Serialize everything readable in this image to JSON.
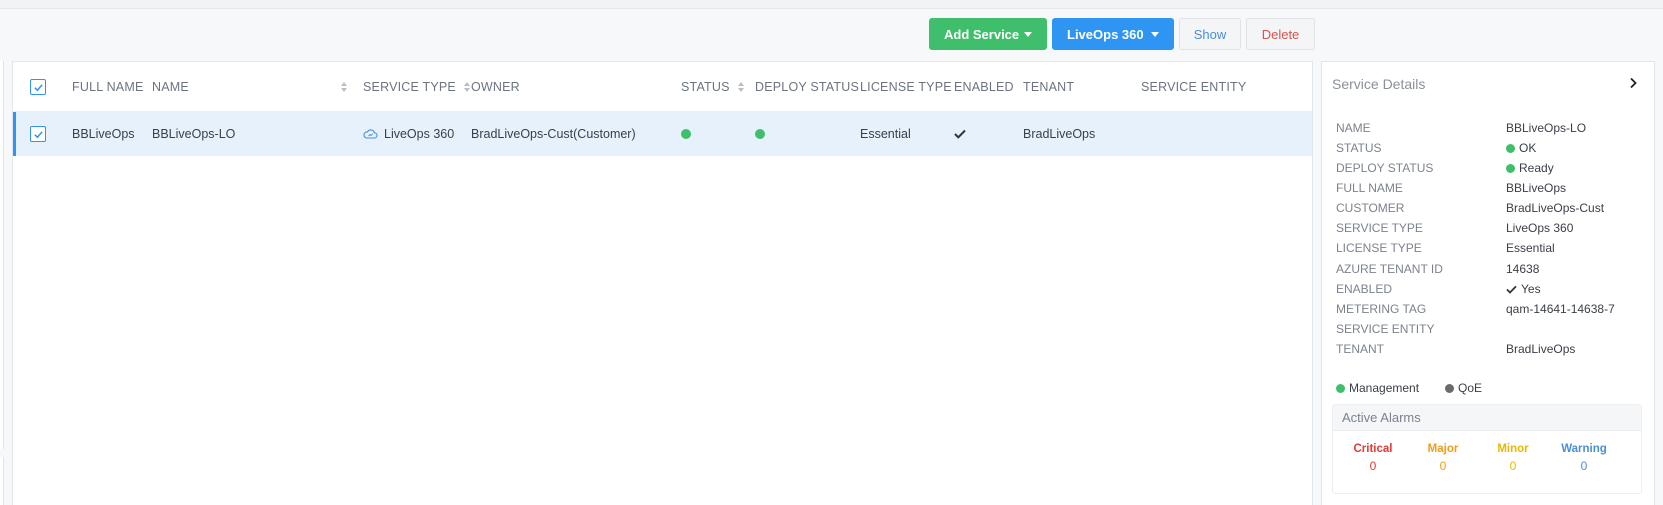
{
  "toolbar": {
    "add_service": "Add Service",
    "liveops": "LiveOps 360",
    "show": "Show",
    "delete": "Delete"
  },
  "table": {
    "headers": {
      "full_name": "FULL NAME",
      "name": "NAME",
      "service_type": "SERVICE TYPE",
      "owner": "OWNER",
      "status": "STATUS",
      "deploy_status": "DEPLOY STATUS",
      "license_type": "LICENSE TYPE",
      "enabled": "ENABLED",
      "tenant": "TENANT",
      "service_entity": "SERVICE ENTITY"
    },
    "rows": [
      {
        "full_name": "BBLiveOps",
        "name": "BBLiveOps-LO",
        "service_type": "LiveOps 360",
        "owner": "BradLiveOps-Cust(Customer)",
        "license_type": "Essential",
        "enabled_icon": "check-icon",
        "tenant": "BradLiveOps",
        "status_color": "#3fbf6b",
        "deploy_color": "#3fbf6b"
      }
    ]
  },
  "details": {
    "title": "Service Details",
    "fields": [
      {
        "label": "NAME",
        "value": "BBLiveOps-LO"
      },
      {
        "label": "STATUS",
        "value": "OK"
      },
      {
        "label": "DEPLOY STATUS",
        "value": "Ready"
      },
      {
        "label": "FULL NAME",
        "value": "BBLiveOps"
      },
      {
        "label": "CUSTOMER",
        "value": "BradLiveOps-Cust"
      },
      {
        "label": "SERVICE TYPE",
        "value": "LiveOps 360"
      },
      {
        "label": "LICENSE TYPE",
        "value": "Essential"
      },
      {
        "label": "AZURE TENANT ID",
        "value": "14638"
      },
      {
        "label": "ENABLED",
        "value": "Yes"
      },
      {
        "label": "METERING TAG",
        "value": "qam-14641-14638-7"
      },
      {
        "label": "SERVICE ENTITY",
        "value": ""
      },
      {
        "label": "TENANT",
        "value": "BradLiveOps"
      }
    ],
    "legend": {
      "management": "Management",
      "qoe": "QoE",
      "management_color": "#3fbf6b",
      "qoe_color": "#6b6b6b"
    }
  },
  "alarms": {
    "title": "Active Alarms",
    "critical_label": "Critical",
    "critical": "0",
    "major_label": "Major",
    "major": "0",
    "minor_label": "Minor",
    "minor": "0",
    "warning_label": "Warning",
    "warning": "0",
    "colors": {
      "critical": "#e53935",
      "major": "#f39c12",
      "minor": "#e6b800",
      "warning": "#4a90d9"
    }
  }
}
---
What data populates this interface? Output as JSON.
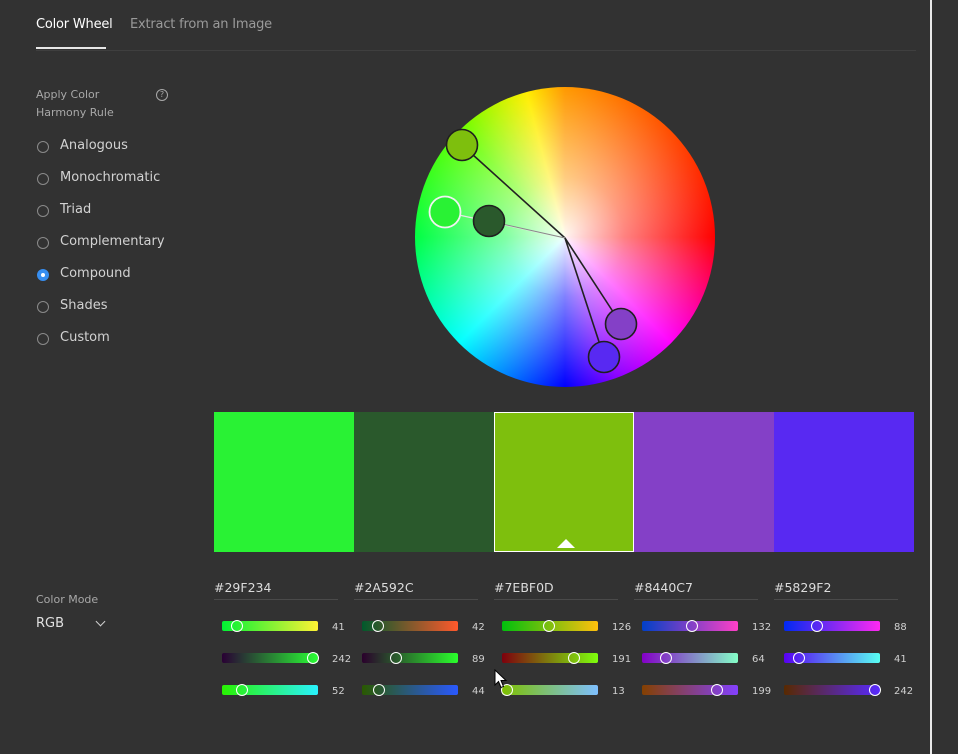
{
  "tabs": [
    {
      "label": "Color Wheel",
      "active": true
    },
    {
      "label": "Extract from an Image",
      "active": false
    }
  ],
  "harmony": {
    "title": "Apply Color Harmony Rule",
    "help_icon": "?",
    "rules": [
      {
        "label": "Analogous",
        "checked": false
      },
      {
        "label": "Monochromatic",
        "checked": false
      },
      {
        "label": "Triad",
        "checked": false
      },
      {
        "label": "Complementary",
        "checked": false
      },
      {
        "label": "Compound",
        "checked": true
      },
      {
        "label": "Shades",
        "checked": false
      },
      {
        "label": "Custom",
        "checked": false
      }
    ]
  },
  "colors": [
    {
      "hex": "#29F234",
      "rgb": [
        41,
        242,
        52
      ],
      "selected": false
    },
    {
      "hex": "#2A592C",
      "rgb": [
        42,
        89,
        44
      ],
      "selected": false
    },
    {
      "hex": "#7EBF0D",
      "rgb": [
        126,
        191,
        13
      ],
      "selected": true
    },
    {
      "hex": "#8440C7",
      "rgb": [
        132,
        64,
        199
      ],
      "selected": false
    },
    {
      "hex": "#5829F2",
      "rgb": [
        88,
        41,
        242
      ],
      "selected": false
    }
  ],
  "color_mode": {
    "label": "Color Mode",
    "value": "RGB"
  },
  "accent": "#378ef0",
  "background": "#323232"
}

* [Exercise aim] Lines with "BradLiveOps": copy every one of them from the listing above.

* [Your response]
        "owner": "BradLiveOps-Cust(Customer)",
        "tenant": "BradLiveOps",
        "value": "BradLiveOps-Cust"
        "value": "BradLiveOps"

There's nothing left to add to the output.